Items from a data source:
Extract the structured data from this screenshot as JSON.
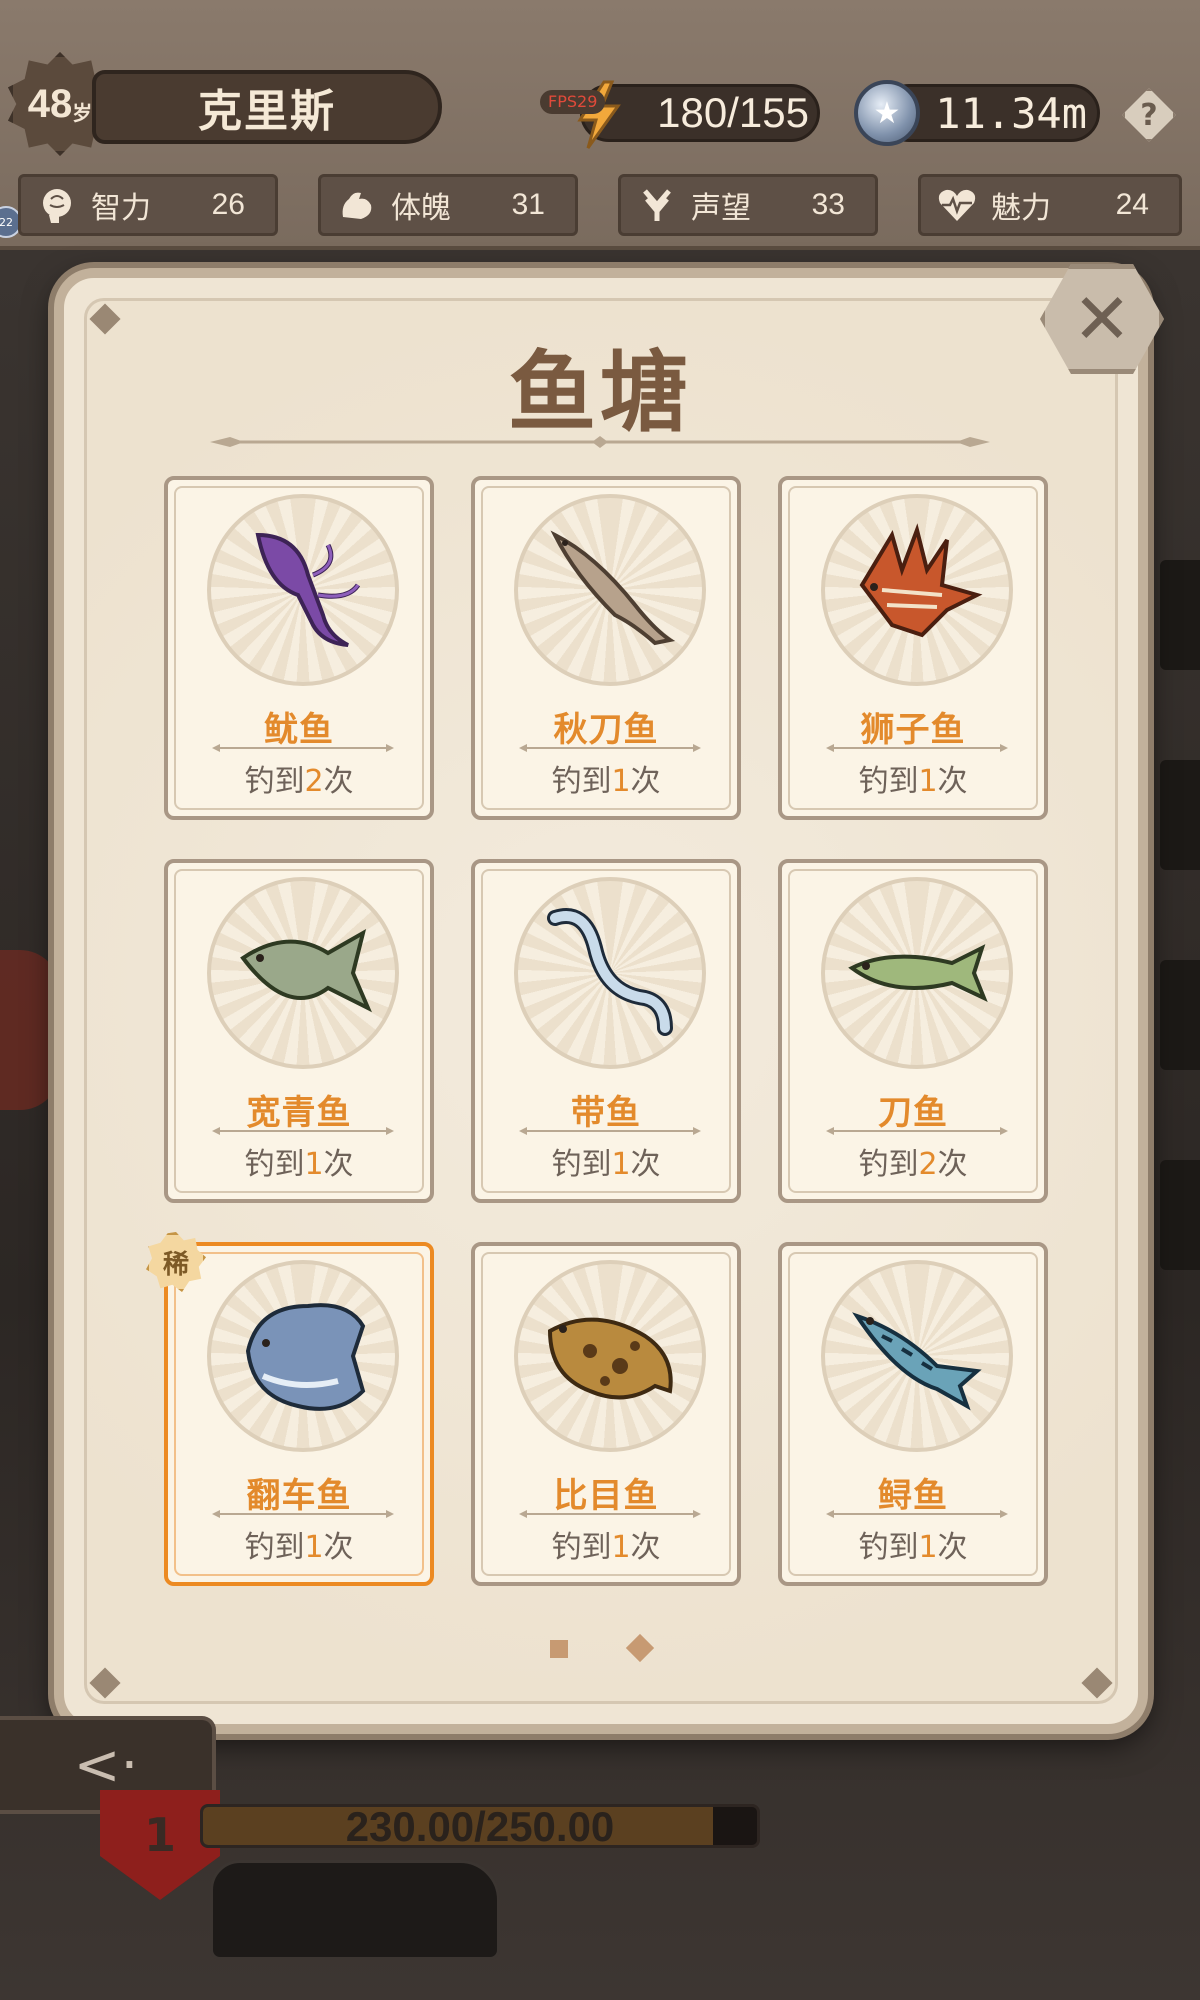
{
  "header": {
    "age": "48",
    "age_unit": "岁",
    "name": "克里斯",
    "fps_label": "FPS29",
    "energy": "180/155",
    "coins": "11.34m",
    "help": "?",
    "avatar_text": "22"
  },
  "stats": [
    {
      "label": "智力",
      "value": "26",
      "icon": "brain-icon"
    },
    {
      "label": "体魄",
      "value": "31",
      "icon": "muscle-icon"
    },
    {
      "label": "声望",
      "value": "33",
      "icon": "laurel-icon"
    },
    {
      "label": "魅力",
      "value": "24",
      "icon": "heart-pulse-icon"
    }
  ],
  "modal": {
    "title": "鱼塘",
    "close": "✕",
    "fish": [
      {
        "name": "鱿鱼",
        "prefix": "钓到",
        "count": "2",
        "suffix": "次",
        "color": "#7b4aa6",
        "rare": false
      },
      {
        "name": "秋刀鱼",
        "prefix": "钓到",
        "count": "1",
        "suffix": "次",
        "color": "#b7a28c",
        "rare": false
      },
      {
        "name": "狮子鱼",
        "prefix": "钓到",
        "count": "1",
        "suffix": "次",
        "color": "#c8572c",
        "rare": false
      },
      {
        "name": "宽青鱼",
        "prefix": "钓到",
        "count": "1",
        "suffix": "次",
        "color": "#9aa88a",
        "rare": false
      },
      {
        "name": "带鱼",
        "prefix": "钓到",
        "count": "1",
        "suffix": "次",
        "color": "#a9c2d8",
        "rare": false
      },
      {
        "name": "刀鱼",
        "prefix": "钓到",
        "count": "2",
        "suffix": "次",
        "color": "#9fb87c",
        "rare": false
      },
      {
        "name": "翻车鱼",
        "prefix": "钓到",
        "count": "1",
        "suffix": "次",
        "color": "#7a93b8",
        "rare": true,
        "badge": "稀"
      },
      {
        "name": "比目鱼",
        "prefix": "钓到",
        "count": "1",
        "suffix": "次",
        "color": "#b98a3e",
        "rare": false
      },
      {
        "name": "鲟鱼",
        "prefix": "钓到",
        "count": "1",
        "suffix": "次",
        "color": "#6aa3b8",
        "rare": false
      }
    ]
  },
  "bottom": {
    "back": "<·",
    "level": "1",
    "hp_text": "230.00/250.00",
    "hp_fraction": 0.92
  },
  "colors": {
    "accent": "#e38a2c",
    "rare_border": "#ec8a22",
    "title": "#7a5a40"
  }
}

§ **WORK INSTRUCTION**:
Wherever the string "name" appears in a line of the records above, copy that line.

§ **WRITTEN SOLUTION**:
    "name": "克里斯",
        "name": "鱿鱼",
        "name": "秋刀鱼",
        "name": "狮子鱼",
        "name": "宽青鱼",
        "name": "带鱼",
        "name": "刀鱼",
        "name": "翻车鱼",
        "name": "比目鱼",
        "name": "鲟鱼",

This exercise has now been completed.